▸ THE PROBLEM: Report how many lines in the material hold the word "JSON". No other content is required.

▸ RECORDS FOR THIS TASK:
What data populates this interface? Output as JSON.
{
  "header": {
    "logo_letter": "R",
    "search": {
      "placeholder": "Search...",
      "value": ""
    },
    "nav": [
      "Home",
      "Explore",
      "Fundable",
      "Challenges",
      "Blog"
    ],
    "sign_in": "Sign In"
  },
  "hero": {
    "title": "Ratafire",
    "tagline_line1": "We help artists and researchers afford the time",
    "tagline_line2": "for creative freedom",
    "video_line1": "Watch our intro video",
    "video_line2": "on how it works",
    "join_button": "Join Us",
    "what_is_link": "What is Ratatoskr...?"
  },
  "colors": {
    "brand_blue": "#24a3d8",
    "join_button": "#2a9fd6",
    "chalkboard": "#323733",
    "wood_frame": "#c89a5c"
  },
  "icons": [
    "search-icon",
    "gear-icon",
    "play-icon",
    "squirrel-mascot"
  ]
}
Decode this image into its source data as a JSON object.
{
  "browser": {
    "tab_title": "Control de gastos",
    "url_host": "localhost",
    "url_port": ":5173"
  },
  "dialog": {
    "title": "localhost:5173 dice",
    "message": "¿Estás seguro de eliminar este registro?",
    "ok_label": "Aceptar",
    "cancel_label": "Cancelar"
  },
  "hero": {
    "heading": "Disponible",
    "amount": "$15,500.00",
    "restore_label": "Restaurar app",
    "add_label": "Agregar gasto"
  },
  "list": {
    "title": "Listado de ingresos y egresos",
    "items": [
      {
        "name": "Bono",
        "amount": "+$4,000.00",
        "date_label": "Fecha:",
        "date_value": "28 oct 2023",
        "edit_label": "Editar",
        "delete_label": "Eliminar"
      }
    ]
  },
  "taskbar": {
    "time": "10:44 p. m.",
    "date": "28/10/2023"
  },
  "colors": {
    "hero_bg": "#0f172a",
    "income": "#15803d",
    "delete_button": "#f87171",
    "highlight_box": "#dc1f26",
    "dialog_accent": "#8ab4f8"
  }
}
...
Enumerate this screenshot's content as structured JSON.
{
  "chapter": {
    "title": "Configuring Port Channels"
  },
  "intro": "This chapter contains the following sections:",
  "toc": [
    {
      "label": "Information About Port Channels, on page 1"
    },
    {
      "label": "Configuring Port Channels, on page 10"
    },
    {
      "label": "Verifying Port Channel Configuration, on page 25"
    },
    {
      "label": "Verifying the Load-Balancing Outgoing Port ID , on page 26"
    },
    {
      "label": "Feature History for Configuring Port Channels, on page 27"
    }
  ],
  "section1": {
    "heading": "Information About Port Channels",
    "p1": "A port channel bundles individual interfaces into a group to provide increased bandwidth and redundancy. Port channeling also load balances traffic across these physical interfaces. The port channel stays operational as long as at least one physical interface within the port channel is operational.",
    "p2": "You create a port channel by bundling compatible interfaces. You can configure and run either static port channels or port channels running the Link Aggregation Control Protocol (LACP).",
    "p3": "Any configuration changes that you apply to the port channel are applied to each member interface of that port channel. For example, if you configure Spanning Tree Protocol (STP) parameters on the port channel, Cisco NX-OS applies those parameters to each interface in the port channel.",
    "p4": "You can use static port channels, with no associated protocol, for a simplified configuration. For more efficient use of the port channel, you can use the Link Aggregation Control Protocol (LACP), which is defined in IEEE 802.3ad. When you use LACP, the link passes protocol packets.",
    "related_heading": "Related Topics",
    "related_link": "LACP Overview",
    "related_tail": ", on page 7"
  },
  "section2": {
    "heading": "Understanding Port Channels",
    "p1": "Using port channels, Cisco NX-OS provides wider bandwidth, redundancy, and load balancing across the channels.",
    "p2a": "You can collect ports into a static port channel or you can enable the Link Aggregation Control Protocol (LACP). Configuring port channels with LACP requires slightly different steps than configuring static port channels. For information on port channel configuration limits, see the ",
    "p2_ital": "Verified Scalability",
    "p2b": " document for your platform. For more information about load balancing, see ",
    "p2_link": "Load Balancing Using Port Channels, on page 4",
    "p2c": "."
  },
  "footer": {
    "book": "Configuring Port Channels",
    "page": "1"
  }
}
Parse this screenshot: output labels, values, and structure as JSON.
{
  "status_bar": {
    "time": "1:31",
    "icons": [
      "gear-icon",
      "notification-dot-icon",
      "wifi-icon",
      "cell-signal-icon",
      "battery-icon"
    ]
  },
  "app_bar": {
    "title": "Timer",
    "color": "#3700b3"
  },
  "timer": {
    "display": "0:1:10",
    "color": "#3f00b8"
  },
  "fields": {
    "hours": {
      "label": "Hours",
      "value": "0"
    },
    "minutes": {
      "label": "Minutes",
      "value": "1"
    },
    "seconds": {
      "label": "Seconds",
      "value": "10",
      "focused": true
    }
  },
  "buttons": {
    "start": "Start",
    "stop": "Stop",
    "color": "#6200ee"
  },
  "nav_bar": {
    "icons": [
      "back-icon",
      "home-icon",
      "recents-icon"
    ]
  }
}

▸ ANSWER BOX: 4